Bringing an Old Wood Lathe Back to Life
I recently found a good deal on Craigslist for a 9″x 30″ Craftsman wood lathe. The lathe is in good shape and came with a spike dead center for the tailstock and a 4 point spike for the headstock. The lathe has 1MT tapers on both the spindle and tailstock. These work great for turning table legs, lamp posts and candlesticks, but not for cups, goblets, bowls or anything that needs to be hollowed out or has a bored out center.
The photo below shows the completed project with the chuck and adapter mounted to the lathe.
This project will be split into several articles. In this article we will discuss the planning of the project and the creation of a spindle copy which will allow for machining the external threads of the adapter once the internal threads are machined.
I found a Nova Midi chuck at the local Woodcraft store for a good price and picked it up.
Unfortunately, they did not have a spindle adapter that would adapt my lathe spindle to the chuck. The wood lathe has a 3/4″ 16 TPI spindle and the chuck requires a 1″ 8 TPI spindle.
Since I have a 7×10 Mini-Lathe, machining a chuck adapter seemed like a great project. This project would end up being the most complex machining project I had worked on up to this time. It involved drilling, boring, threading, turning and facing. All of the operations had to work together with enough precision to fit an old lathe and a new chuck.
Planning out the Machining Process
Since the lathe spindle and the chuck are not compatible, the spindle would need an adapter to be able to attach the chuck, so I began making plans about how to build an adapter.
Starting with a 1.5″ diameter steel rod, I would need to cut it to a rough length of 1.5″. The adapter would need to be bored out to accept the 3/4″ 16 TPI spindle, then it would need to be chucked in a way that I can cut the 8 TPI external threads. This process would require at least the following steps:
- Make a 3/4″ 16 TPI spindle copy to hold the adapter during external turning operations.
- Cut the stock to the correct length.
- Face both sides of the steel stock.
- Bore out the center of the stock to the correct size
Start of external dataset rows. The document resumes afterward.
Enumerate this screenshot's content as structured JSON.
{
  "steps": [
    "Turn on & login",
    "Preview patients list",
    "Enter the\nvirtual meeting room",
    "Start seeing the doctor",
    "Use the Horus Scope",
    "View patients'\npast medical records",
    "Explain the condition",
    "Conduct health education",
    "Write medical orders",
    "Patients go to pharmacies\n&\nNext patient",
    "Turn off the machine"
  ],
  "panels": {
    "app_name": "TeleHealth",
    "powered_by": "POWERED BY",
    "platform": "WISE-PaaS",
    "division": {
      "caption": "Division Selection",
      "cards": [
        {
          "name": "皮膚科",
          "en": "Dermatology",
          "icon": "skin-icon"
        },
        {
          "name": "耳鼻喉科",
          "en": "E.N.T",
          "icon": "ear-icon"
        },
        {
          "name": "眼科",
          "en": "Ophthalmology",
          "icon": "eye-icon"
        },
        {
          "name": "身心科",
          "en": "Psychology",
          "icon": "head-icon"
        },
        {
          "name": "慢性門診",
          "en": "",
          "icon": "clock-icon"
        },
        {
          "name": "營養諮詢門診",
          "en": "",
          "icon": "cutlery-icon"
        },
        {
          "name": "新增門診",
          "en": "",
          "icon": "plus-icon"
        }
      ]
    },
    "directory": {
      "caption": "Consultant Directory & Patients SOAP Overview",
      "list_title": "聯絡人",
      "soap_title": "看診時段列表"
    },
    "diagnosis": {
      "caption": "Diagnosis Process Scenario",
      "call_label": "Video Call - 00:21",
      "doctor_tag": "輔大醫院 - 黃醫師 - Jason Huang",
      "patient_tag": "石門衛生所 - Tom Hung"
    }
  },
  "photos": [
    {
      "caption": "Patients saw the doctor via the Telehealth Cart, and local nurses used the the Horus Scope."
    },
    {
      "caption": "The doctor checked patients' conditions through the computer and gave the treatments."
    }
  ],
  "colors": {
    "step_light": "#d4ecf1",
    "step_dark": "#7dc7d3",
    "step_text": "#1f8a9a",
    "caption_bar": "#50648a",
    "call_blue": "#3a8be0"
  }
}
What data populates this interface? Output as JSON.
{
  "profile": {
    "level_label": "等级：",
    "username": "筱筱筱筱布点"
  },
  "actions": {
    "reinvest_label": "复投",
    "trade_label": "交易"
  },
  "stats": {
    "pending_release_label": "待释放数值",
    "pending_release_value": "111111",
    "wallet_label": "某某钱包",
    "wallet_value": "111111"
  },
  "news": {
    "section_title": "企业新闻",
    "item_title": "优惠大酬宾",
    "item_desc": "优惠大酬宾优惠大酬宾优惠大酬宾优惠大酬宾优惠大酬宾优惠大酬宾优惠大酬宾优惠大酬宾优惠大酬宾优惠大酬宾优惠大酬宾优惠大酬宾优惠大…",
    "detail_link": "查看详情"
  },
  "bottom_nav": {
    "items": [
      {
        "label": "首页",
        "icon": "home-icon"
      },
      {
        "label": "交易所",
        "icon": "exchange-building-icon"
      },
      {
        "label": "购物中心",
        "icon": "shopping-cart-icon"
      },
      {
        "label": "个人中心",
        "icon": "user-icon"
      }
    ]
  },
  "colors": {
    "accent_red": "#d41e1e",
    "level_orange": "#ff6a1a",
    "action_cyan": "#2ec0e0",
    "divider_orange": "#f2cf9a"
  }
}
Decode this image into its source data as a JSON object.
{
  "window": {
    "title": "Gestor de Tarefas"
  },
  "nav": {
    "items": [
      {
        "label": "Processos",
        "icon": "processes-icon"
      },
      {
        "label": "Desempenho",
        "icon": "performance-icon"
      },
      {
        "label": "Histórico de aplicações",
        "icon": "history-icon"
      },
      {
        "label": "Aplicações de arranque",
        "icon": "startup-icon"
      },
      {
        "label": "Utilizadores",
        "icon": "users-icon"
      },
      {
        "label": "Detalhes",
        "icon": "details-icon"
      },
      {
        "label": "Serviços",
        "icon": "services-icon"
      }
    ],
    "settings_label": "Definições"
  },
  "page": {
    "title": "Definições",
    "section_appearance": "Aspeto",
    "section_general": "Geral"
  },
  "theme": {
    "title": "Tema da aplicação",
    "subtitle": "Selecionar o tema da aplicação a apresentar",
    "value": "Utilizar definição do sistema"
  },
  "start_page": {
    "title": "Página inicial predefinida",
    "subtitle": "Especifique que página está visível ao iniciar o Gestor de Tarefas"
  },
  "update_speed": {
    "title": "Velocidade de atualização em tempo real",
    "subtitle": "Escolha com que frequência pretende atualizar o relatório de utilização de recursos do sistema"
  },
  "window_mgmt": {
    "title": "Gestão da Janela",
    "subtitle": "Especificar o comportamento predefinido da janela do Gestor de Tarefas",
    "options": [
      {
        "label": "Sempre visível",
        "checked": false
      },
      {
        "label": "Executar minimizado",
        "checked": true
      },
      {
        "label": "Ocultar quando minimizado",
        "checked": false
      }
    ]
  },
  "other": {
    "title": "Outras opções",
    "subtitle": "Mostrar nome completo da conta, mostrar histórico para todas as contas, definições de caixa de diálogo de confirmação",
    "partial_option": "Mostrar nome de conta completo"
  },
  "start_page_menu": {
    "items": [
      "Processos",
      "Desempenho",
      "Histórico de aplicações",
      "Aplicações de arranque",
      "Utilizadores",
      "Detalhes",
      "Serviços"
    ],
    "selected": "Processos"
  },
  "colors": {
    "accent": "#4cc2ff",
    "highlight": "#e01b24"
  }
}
- Cut the 3/4″ 16 TPI internal threads.
- Turn the outside of the stock to the correct size
- Cut the 8 TPI external threads.
- Turn a register on the back side of the adapter that will mate to the spindle register on the wood lathe.
Making the Spindle Copy
In order to ensure that the internal 3/4″ 16 TPI threads would mate to the spindle, it would be nice to be able to test the threads out. Since the wood lathe spindle cannot be removed without a lot of work, I would need to turn a copy of the 3/4″ 16 TPI threads of the spindle. Once made, this spindle copy can be used to hold the adapter while the external threads and register are being machined.
At the time, a 3/4″ 16 TPI threading operation was the largest thread I had ever attempted. Having performed a couple of other thread cutting operations, I figured that I could turn the spindle copy fairly easily. I decided to use a 4″ length of 3/4″ 6061 aluminum stock for the spindle copy.
Cutting threads in the aluminum stock was very easy to do under power. With a .050″ relief cut at the back end of the threads, there was plenty of room to disengage the carriage from the lead-screw.
In order to test the spindle copy threads, I used an existing female 3/4″ 16 TPI adapter for another chuck. The new aluminum spindle copy fit into the test adapter just right.
In the next article, we will look at the internal drilling, boring and thread cutting of the adapter.